=== WORK ITEM ===
Output all entries exactly as they appear and skip the pictures.
:::
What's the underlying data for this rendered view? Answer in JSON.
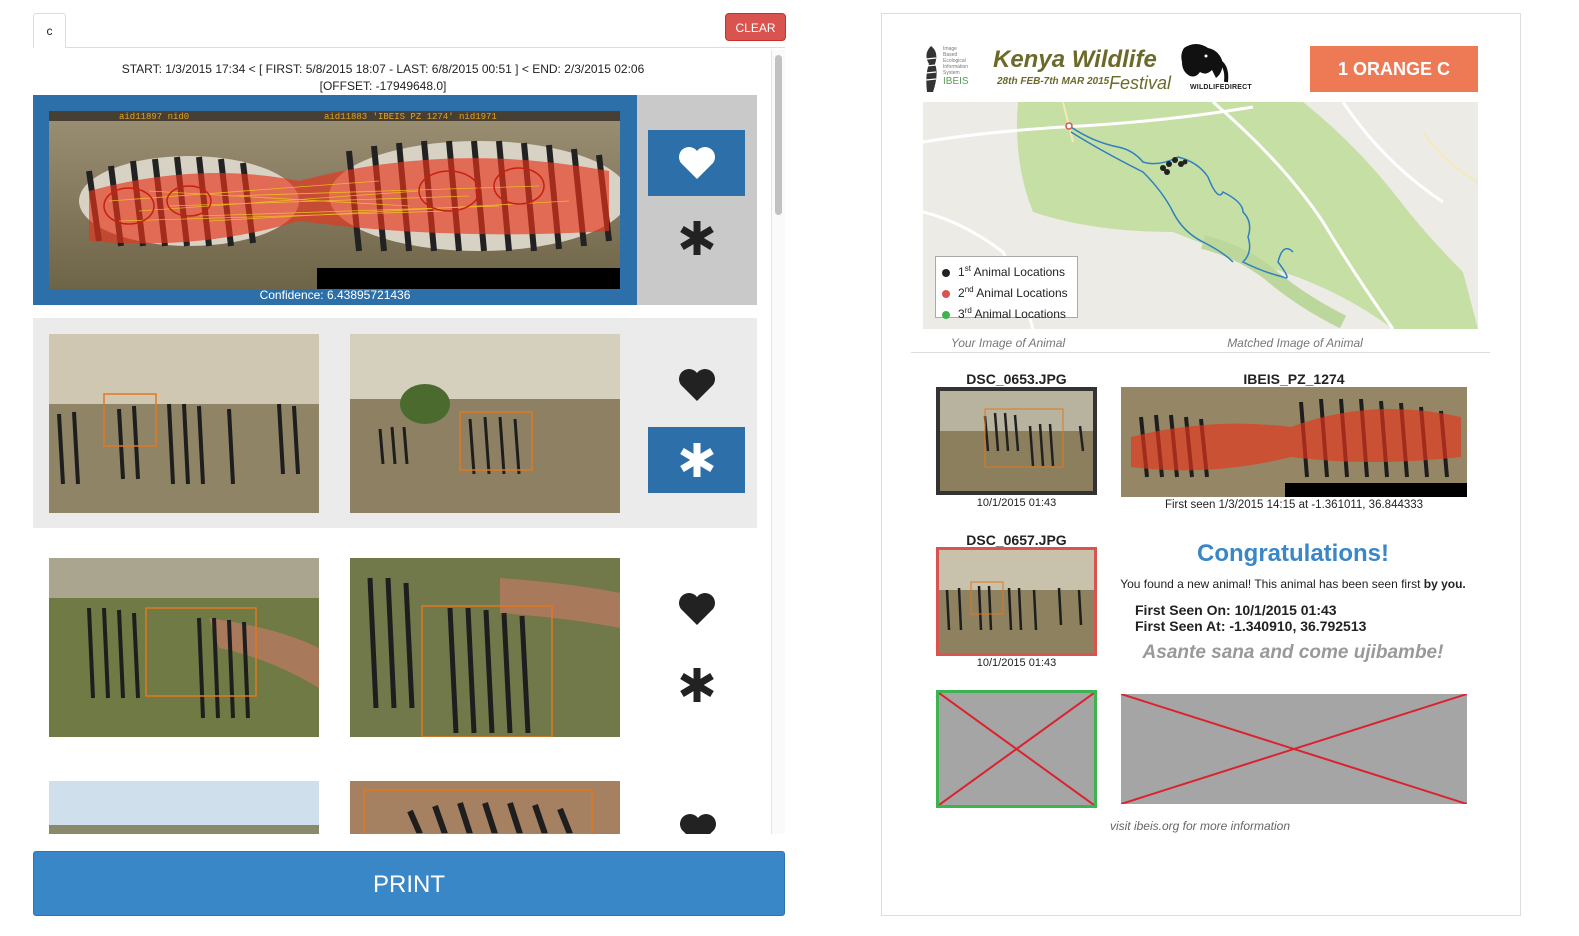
{
  "left_panel": {
    "tab_label": "c",
    "clear_button": "CLEAR",
    "header_line1": "START: 1/3/2015 17:34 < [ FIRST: 5/8/2015 18:07 - LAST: 6/8/2015 00:51 ] < END: 2/3/2015 02:06",
    "header_line2": "[OFFSET: -17949648.0]",
    "match_overlay_left": "aid11897  nid0",
    "match_overlay_right": "aid11883 'IBEIS PZ 1274' nid1971",
    "confidence": "Confidence: 6.43895721436",
    "print_button": "PRINT"
  },
  "icons": {
    "favorite": "heart-icon",
    "asterisk": "asterisk-icon"
  },
  "colors": {
    "primary": "#2d70a9",
    "danger": "#d9534f",
    "accent": "#ee7955",
    "print": "#3a87c8"
  },
  "card": {
    "logo_lines": [
      "Image",
      "Based",
      "Ecological",
      "Information",
      "System",
      "IBEIS"
    ],
    "festival_title": "Kenya Wildlife",
    "festival_dates": "28th FEB-7th MAR 2015",
    "festival_word": "Festival",
    "wildlife_logo": "WILDLIFEDIRECT",
    "badge": "1 ORANGE C",
    "legend": [
      {
        "ord": "1",
        "sup": "st",
        "text": "Animal Locations",
        "color": "#222222"
      },
      {
        "ord": "2",
        "sup": "nd",
        "text": "Animal Locations",
        "color": "#d9534f"
      },
      {
        "ord": "3",
        "sup": "rd",
        "text": "Animal Locations",
        "color": "#3fb34f"
      }
    ],
    "caption_yours": "Your Image of Animal",
    "caption_matched": "Matched Image of Animal",
    "image1_name": "DSC_0653.JPG",
    "image1_time": "10/1/2015 01:43",
    "matched_name": "IBEIS_PZ_1274",
    "matched_info": "First seen 1/3/2015 14:15 at -1.361011, 36.844333",
    "image2_name": "DSC_0657.JPG",
    "image2_time": "10/1/2015 01:43",
    "congrats": "Congratulations!",
    "found_text": "You found a new animal! This animal has been seen first",
    "found_bold": "by you.",
    "first_seen_on": "First Seen On: 10/1/2015 01:43",
    "first_seen_at": "First Seen At: -1.340910, 36.792513",
    "asante": "Asante sana and come ujibambe!",
    "visit": "visit ibeis.org for more information"
  }
}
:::
=== REPLY ===
What's the underlying data for this rendered view? Answer in JSON.
{
  "left_panel": {
    "tab_label": "c",
    "clear_button": "CLEAR",
    "header_line1": "START: 1/3/2015 17:34 < [ FIRST: 5/8/2015 18:07 - LAST: 6/8/2015 00:51 ] < END: 2/3/2015 02:06",
    "header_line2": "[OFFSET: -17949648.0]",
    "match_overlay_left": "aid11897  nid0",
    "match_overlay_right": "aid11883 'IBEIS PZ 1274' nid1971",
    "confidence": "Confidence: 6.43895721436",
    "print_button": "PRINT"
  },
  "icons": {
    "favorite": "heart-icon",
    "asterisk": "asterisk-icon"
  },
  "colors": {
    "primary": "#2d70a9",
    "danger": "#d9534f",
    "accent": "#ee7955",
    "print": "#3a87c8"
  },
  "card": {
    "logo_lines": [
      "Image",
      "Based",
      "Ecological",
      "Information",
      "System",
      "IBEIS"
    ],
    "festival_title": "Kenya Wildlife",
    "festival_dates": "28th FEB-7th MAR 2015",
    "festival_word": "Festival",
    "wildlife_logo": "WILDLIFEDIRECT",
    "badge": "1 ORANGE C",
    "legend": [
      {
        "ord": "1",
        "sup": "st",
        "text": "Animal Locations",
        "color": "#222222"
      },
      {
        "ord": "2",
        "sup": "nd",
        "text": "Animal Locations",
        "color": "#d9534f"
      },
      {
        "ord": "3",
        "sup": "rd",
        "text": "Animal Locations",
        "color": "#3fb34f"
      }
    ],
    "caption_yours": "Your Image of Animal",
    "caption_matched": "Matched Image of Animal",
    "image1_name": "DSC_0653.JPG",
    "image1_time": "10/1/2015 01:43",
    "matched_name": "IBEIS_PZ_1274",
    "matched_info": "First seen 1/3/2015 14:15 at -1.361011, 36.844333",
    "image2_name": "DSC_0657.JPG",
    "image2_time": "10/1/2015 01:43",
    "congrats": "Congratulations!",
    "found_text": "You found a new animal! This animal has been seen first",
    "found_bold": "by you.",
    "first_seen_on": "First Seen On: 10/1/2015 01:43",
    "first_seen_at": "First Seen At: -1.340910, 36.792513",
    "asante": "Asante sana and come ujibambe!",
    "visit": "visit ibeis.org for more information"
  }
}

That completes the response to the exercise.